Aim of the task> Return the records below character for character.

App and web page records
================================
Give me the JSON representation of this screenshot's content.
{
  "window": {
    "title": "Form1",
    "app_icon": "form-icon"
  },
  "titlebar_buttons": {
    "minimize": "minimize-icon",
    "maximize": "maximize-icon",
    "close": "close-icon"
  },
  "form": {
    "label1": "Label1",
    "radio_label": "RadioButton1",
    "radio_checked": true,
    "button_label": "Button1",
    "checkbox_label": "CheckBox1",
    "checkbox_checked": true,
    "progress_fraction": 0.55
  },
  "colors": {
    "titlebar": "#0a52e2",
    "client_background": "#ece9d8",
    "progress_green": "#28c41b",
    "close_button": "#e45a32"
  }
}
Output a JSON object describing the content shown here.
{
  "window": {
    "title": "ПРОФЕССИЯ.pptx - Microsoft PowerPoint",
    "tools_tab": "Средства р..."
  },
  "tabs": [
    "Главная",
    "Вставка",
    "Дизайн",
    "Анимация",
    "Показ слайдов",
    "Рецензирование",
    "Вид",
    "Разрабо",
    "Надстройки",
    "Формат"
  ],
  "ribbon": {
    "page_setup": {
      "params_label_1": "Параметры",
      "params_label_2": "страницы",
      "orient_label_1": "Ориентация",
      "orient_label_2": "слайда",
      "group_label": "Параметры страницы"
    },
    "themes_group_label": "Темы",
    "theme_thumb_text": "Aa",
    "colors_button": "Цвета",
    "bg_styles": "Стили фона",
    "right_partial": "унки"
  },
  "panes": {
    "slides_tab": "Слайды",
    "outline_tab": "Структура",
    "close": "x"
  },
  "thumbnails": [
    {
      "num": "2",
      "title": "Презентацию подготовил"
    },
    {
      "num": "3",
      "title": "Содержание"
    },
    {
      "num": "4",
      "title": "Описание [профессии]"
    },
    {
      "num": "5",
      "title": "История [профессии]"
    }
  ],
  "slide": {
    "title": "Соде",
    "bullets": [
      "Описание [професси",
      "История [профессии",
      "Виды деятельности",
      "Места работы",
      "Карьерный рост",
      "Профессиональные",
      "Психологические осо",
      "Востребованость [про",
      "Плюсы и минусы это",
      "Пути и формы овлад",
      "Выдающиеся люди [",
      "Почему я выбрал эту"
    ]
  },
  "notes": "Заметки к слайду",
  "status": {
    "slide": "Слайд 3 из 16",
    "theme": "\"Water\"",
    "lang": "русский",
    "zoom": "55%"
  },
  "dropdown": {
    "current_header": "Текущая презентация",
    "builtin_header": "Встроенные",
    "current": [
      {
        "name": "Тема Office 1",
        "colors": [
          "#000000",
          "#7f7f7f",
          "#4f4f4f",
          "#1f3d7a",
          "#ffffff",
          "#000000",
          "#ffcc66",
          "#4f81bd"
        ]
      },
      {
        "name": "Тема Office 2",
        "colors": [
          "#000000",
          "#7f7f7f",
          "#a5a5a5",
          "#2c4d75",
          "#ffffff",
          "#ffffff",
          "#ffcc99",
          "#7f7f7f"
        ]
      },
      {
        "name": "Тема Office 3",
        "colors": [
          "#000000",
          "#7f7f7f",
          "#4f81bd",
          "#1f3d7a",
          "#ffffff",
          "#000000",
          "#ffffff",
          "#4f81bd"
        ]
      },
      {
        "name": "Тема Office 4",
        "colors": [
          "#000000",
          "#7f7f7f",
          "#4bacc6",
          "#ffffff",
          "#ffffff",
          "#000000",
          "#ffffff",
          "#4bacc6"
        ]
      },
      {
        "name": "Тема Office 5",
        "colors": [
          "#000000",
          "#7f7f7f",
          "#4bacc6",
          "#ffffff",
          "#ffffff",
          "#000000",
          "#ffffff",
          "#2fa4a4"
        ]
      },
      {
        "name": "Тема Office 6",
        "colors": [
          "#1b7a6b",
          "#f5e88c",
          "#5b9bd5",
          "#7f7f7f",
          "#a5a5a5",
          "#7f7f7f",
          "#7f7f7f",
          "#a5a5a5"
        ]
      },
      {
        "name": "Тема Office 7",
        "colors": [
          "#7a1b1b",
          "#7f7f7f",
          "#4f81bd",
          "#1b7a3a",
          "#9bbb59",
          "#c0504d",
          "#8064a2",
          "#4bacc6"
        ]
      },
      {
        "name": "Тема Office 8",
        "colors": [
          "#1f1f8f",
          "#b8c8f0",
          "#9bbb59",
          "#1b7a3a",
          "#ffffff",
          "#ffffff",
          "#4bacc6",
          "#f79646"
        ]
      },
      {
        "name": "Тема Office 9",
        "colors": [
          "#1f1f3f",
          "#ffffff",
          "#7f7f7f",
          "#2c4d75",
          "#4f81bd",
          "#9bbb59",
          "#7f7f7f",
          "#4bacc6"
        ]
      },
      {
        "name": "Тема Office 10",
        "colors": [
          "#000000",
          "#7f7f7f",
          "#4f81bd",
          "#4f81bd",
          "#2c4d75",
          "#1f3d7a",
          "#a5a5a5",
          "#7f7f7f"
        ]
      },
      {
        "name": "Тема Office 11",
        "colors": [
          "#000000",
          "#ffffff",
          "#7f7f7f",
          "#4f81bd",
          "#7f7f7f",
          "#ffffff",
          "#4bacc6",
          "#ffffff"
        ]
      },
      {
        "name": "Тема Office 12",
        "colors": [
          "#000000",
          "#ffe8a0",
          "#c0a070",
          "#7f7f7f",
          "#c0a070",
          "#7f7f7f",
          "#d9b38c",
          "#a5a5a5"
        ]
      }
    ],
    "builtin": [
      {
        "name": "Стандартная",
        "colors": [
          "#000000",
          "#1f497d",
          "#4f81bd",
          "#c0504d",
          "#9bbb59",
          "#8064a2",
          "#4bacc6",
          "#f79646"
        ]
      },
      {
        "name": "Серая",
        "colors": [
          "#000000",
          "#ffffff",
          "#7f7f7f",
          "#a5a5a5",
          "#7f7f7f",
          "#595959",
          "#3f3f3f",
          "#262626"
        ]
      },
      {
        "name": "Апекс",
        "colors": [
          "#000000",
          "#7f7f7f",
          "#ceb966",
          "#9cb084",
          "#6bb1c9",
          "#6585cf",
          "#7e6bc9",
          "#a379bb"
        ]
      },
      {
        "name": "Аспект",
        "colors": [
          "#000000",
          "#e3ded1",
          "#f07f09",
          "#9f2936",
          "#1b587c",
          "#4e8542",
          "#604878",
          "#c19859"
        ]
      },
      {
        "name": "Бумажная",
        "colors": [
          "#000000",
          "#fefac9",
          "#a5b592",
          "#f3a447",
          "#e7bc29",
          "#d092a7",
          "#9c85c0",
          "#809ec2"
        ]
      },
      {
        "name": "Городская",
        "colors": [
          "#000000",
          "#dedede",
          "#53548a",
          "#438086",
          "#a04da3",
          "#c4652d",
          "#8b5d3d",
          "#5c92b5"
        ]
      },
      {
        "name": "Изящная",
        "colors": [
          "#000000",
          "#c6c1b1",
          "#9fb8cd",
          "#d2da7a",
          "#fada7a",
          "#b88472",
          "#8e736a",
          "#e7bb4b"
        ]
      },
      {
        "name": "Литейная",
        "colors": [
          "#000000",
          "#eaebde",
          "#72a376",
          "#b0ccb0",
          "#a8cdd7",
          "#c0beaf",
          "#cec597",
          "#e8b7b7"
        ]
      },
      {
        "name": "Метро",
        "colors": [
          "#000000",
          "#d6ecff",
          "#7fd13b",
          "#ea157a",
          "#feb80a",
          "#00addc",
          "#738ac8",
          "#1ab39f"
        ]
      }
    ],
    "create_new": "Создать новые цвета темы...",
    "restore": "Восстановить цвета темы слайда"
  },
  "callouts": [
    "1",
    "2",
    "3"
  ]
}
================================
Result for this task>
Give me the JSON representation of this screenshot's content.
{
  "window": {
    "title": "Form1",
    "app_icon": "form-icon"
  },
  "titlebar_buttons": {
    "minimize": "minimize-icon",
    "maximize": "maximize-icon",
    "close": "close-icon"
  },
  "form": {
    "label1": "Label1",
    "radio_label": "RadioButton1",
    "radio_checked": true,
    "button_label": "Button1",
    "checkbox_label": "CheckBox1",
    "checkbox_checked": true,
    "progress_fraction": 0.55
  },
  "colors": {
    "titlebar": "#0a52e2",
    "client_background": "#ece9d8",
    "progress_green": "#28c41b",
    "close_button": "#e45a32"
  }
}
Output a JSON object describing the content shown here.
{
  "window": {
    "title": "ПРОФЕССИЯ.pptx - Microsoft PowerPoint",
    "tools_tab": "Средства р..."
  },
  "tabs": [
    "Главная",
    "Вставка",
    "Дизайн",
    "Анимация",
    "Показ слайдов",
    "Рецензирование",
    "Вид",
    "Разрабо",
    "Надстройки",
    "Формат"
  ],
  "ribbon": {
    "page_setup": {
      "params_label_1": "Параметры",
      "params_label_2": "страницы",
      "orient_label_1": "Ориентация",
      "orient_label_2": "слайда",
      "group_label": "Параметры страницы"
    },
    "themes_group_label": "Темы",
    "theme_thumb_text": "Aa",
    "colors_button": "Цвета",
    "bg_styles": "Стили фона",
    "right_partial": "унки"
  },
  "panes": {
    "slides_tab": "Слайды",
    "outline_tab": "Структура",
    "close": "x"
  },
  "thumbnails": [
    {
      "num": "2",
      "title": "Презентацию подготовил"
    },
    {
      "num": "3",
      "title": "Содержание"
    },
    {
      "num": "4",
      "title": "Описание [профессии]"
    },
    {
      "num": "5",
      "title": "История [профессии]"
    }
  ],
  "slide": {
    "title": "Соде",
    "bullets": [
      "Описание [професси",
      "История [профессии",
      "Виды деятельности",
      "Места работы",
      "Карьерный рост",
      "Профессиональные",
      "Психологические осо",
      "Востребованость [про",
      "Плюсы и минусы это",
      "Пути и формы овлад",
      "Выдающиеся люди [",
      "Почему я выбрал эту"
    ]
  },
  "notes": "Заметки к слайду",
  "status": {
    "slide": "Слайд 3 из 16",
    "theme": "\"Water\"",
    "lang": "русский",
    "zoom": "55%"
  },
  "dropdown": {
    "current_header": "Текущая презентация",
    "builtin_header": "Встроенные",
    "current": [
      {
        "name": "Тема Office 1",
        "colors": [
          "#000000",
          "#7f7f7f",
          "#4f4f4f",
          "#1f3d7a",
          "#ffffff",
          "#000000",
          "#ffcc66",
          "#4f81bd"
        ]
      },
      {
        "name": "Тема Office 2",
        "colors": [
          "#000000",
          "#7f7f7f",
          "#a5a5a5",
          "#2c4d75",
          "#ffffff",
          "#ffffff",
          "#ffcc99",
          "#7f7f7f"
        ]
      },
      {
        "name": "Тема Office 3",
        "colors": [
          "#000000",
          "#7f7f7f",
          "#4f81bd",
          "#1f3d7a",
          "#ffffff",
          "#000000",
          "#ffffff",
          "#4f81bd"
        ]
      },
      {
        "name": "Тема Office 4",
        "colors": [
          "#000000",
          "#7f7f7f",
          "#4bacc6",
          "#ffffff",
          "#ffffff",
          "#000000",
          "#ffffff",
          "#4bacc6"
        ]
      },
      {
        "name": "Тема Office 5",
        "colors": [
          "#000000",
          "#7f7f7f",
          "#4bacc6",
          "#ffffff",
          "#ffffff",
          "#000000",
          "#ffffff",
          "#2fa4a4"
        ]
      },
      {
        "name": "Тема Office 6",
        "colors": [
          "#1b7a6b",
          "#f5e88c",
          "#5b9bd5",
          "#7f7f7f",
          "#a5a5a5",
          "#7f7f7f",
          "#7f7f7f",
          "#a5a5a5"
        ]
      },
      {
        "name": "Тема Office 7",
        "colors": [
          "#7a1b1b",
          "#7f7f7f",
          "#4f81bd",
          "#1b7a3a",
          "#9bbb59",
          "#c0504d",
          "#8064a2",
          "#4bacc6"
        ]
      },
      {
        "name": "Тема Office 8",
        "colors": [
          "#1f1f8f",
          "#b8c8f0",
          "#9bbb59",
          "#1b7a3a",
          "#ffffff",
          "#ffffff",
          "#4bacc6",
          "#f79646"
        ]
      },
      {
        "name": "Тема Office 9",
        "colors": [
          "#1f1f3f",
          "#ffffff",
          "#7f7f7f",
          "#2c4d75",
          "#4f81bd",
          "#9bbb59",
          "#7f7f7f",
          "#4bacc6"
        ]
      },
      {
        "name": "Тема Office 10",
        "colors": [
          "#000000",
          "#7f7f7f",
          "#4f81bd",
          "#4f81bd",
          "#2c4d75",
          "#1f3d7a",
          "#a5a5a5",
          "#7f7f7f"
        ]
      },
      {
        "name": "Тема Office 11",
        "colors": [
          "#000000",
          "#ffffff",
          "#7f7f7f",
          "#4f81bd",
          "#7f7f7f",
          "#ffffff",
          "#4bacc6",
          "#ffffff"
        ]
      },
      {
        "name": "Тема Office 12",
        "colors": [
          "#000000",
          "#ffe8a0",
          "#c0a070",
          "#7f7f7f",
          "#c0a070",
          "#7f7f7f",
          "#d9b38c",
          "#a5a5a5"
        ]
      }
    ],
    "builtin": [
      {
        "name": "Стандартная",
        "colors": [
          "#000000",
          "#1f497d",
          "#4f81bd",
          "#c0504d",
          "#9bbb59",
          "#8064a2",
          "#4bacc6",
          "#f79646"
        ]
      },
      {
        "name": "Серая",
        "colors": [
          "#000000",
          "#ffffff",
          "#7f7f7f",
          "#a5a5a5",
          "#7f7f7f",
          "#595959",
          "#3f3f3f",
          "#262626"
        ]
      },
      {
        "name": "Апекс",
        "colors": [
          "#000000",
          "#7f7f7f",
          "#ceb966",
          "#9cb084",
          "#6bb1c9",
          "#6585cf",
          "#7e6bc9",
          "#a379bb"
        ]
      },
      {
        "name": "Аспект",
        "colors": [
          "#000000",
          "#e3ded1",
          "#f07f09",
          "#9f2936",
          "#1b587c",
          "#4e8542",
          "#604878",
          "#c19859"
        ]
      },
      {
        "name": "Бумажная",
        "colors": [
          "#000000",
          "#fefac9",
          "#a5b592",
          "#f3a447",
          "#e7bc29",
          "#d092a7",
          "#9c85c0",
          "#809ec2"
        ]
      },
      {
        "name": "Городская",
        "colors": [
          "#000000",
          "#dedede",
          "#53548a",
          "#438086",
          "#a04da3",
          "#c4652d",
          "#8b5d3d",
          "#5c92b5"
        ]
      },
      {
        "name": "Изящная",
        "colors": [
          "#000000",
          "#c6c1b1",
          "#9fb8cd",
          "#d2da7a",
          "#fada7a",
          "#b88472",
          "#8e736a",
          "#e7bb4b"
        ]
      },
      {
        "name": "Литейная",
        "colors": [
          "#000000",
          "#eaebde",
          "#72a376",
          "#b0ccb0",
          "#a8cdd7",
          "#c0beaf",
          "#cec597",
          "#e8b7b7"
        ]
      },
      {
        "name": "Метро",
        "colors": [
          "#000000",
          "#d6ecff",
          "#7fd13b",
          "#ea157a",
          "#feb80a",
          "#00addc",
          "#738ac8",
          "#1ab39f"
        ]
      }
    ],
    "create_new": "Создать новые цвета темы...",
    "restore": "Восстановить цвета темы слайда"
  },
  "callouts": [
    "1",
    "2",
    "3"
  ]
}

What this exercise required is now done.